The last couple of years have been particularly interesting. The company has managed to move beyond just physical goods, and get very serious with digital movie, music, and book distribution. Amazon does so incredibly well at selling digital books, that they decided to get into the hardware business and build their own line of ebook readers. There’s no way denying that Amazon is undoubtedly successful in the ebook reader business. Since the Kindle’s inception, they have continued to iterate and refine the product, year-after-year. They have also significantly managed to bring down its price to levels where you don’t even have to think to buy one (just $89 for the base model). Amazon now loses money on their Kindle business, but they make up for it in spades with the sales of their digital content. They know full well that the Kindle, as a device, is absolutely useless unless you buy content from their store. With this kind of consumer lock-in, the company can continue to churn out new Kindles at lower price points — therefore bringing on even more new customers, which ends up leading to more content sales.
Amazon is now firmly planted in the hardware business. They have a large enough portfolio of Kindle ebook readers, spanning from basic e-ink models to colour tablet versions like the Kindle Fire. It would be foolish to think that the company isn’t getting exponentially better at building and selling these devices. So where does this take them next? There have been rumours and rampant speculation that the next step for them is to get into the smartphone game. I honestly have no information to back any of those stories that have been made. Would I be surprised if they did build a smartphone? No, not really.
Speaking of building smartphones, Robin Wauters reporting for The Next Web shares something rather interesting:
Texas Instruments (TI), which recently announced that it will wind down its operations in smartphone and tablet oriented OMAP chips and instead focus on embedded platforms, is engaged in ‘advanced negotiations’ to sell that particular line of business to one of its largest customers: Amazon.com.

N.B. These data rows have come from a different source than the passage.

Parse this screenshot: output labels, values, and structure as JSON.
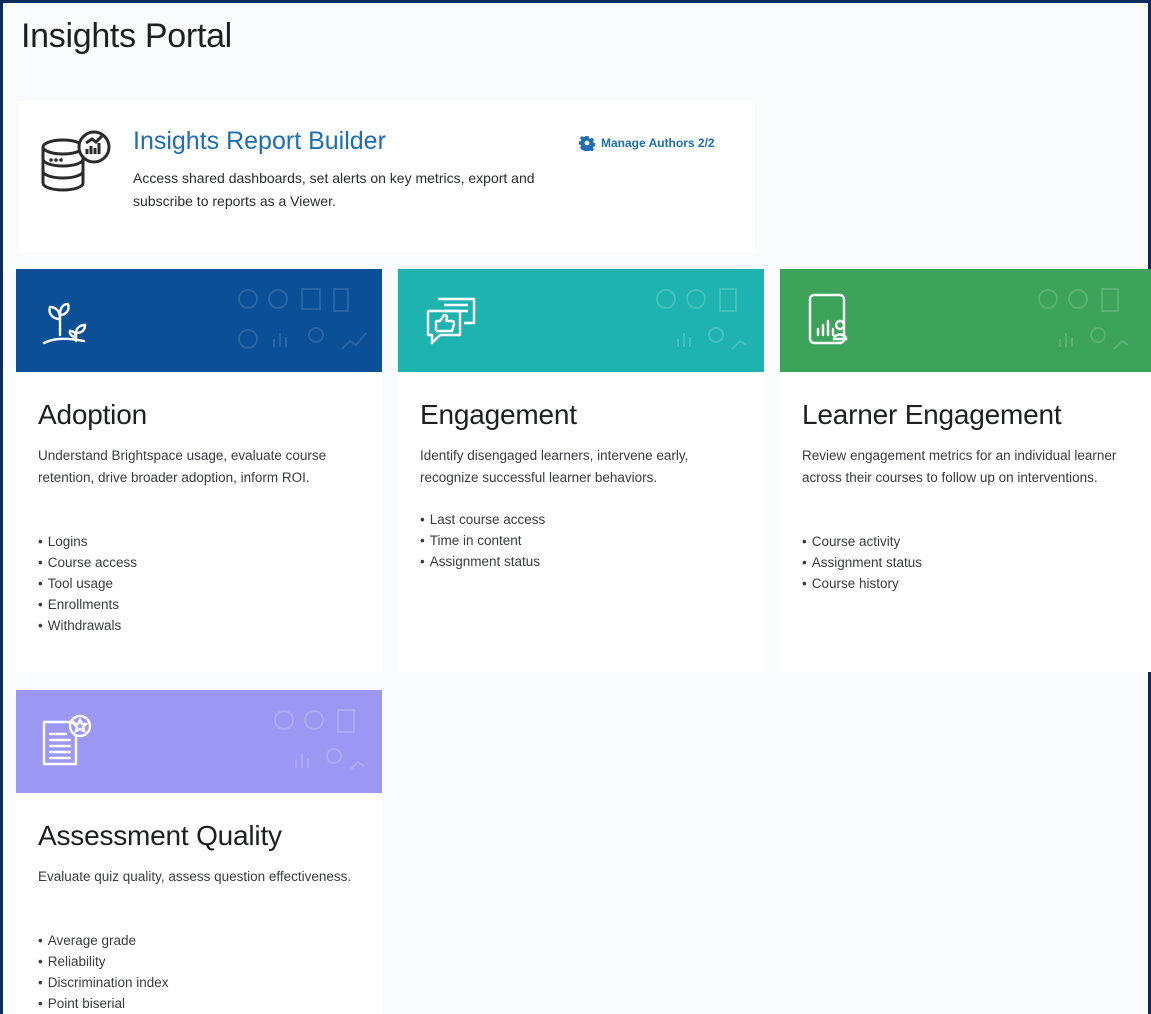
{
  "page": {
    "title": "Insights Portal"
  },
  "builder": {
    "title": "Insights Report Builder",
    "description": "Access shared dashboards, set alerts on key metrics, export and subscribe to reports as a Viewer.",
    "manage_label": "Manage Authors 2/2",
    "icon": "database-report-icon"
  },
  "colors": {
    "accent": "#1d6eb3",
    "adoption": "#0b4f96",
    "engagement": "#1fb3b0",
    "learner_engagement": "#3ea35a",
    "assessment_quality": "#9b97f2"
  },
  "tiles": [
    {
      "title": "Adoption",
      "icon": "sprout-icon",
      "description": "Understand Brightspace usage, evaluate course retention, drive broader adoption, inform ROI.",
      "items": [
        "Logins",
        "Course access",
        "Tool usage",
        "Enrollments",
        "Withdrawals"
      ]
    },
    {
      "title": "Engagement",
      "icon": "chat-thumbs-up-icon",
      "description": "Identify disengaged learners, intervene early, recognize successful learner behaviors.",
      "items": [
        "Last course access",
        "Time in content",
        "Assignment status"
      ]
    },
    {
      "title": "Learner Engagement",
      "icon": "tablet-chart-person-icon",
      "description": "Review engagement metrics for an individual learner across their courses to follow up on interventions.",
      "items": [
        "Course activity",
        "Assignment status",
        "Course history"
      ]
    },
    {
      "title": "Assessment Quality",
      "icon": "document-badge-icon",
      "description": "Evaluate quiz quality, assess question effectiveness.",
      "items": [
        "Average grade",
        "Reliability",
        "Discrimination index",
        "Point biserial"
      ]
    }
  ]
}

If this is true, and even if Amazon does actually end up acquiring this part of Texas Instruments’s business, it doesn’t necessarily mean they plan on building a smartphone — at least not for now. Owning a chip manufacturer would bring many benefits for Amazon: namely tight control over the design and manufacturing of the chips that end up in their own devices. Does this sound familiar? Apple did this very same thing with the design of the new A6 chip that ended up in the iPhone 5. They weren’t happy with someone else just being a partner — they wanted completely end-to-end control. Whatever happens with Amazon’s continued foray into the ebook and tablet business, the company is only going to continue to build and build into a much larger competitor for Apple than any one Android OEM could ever be.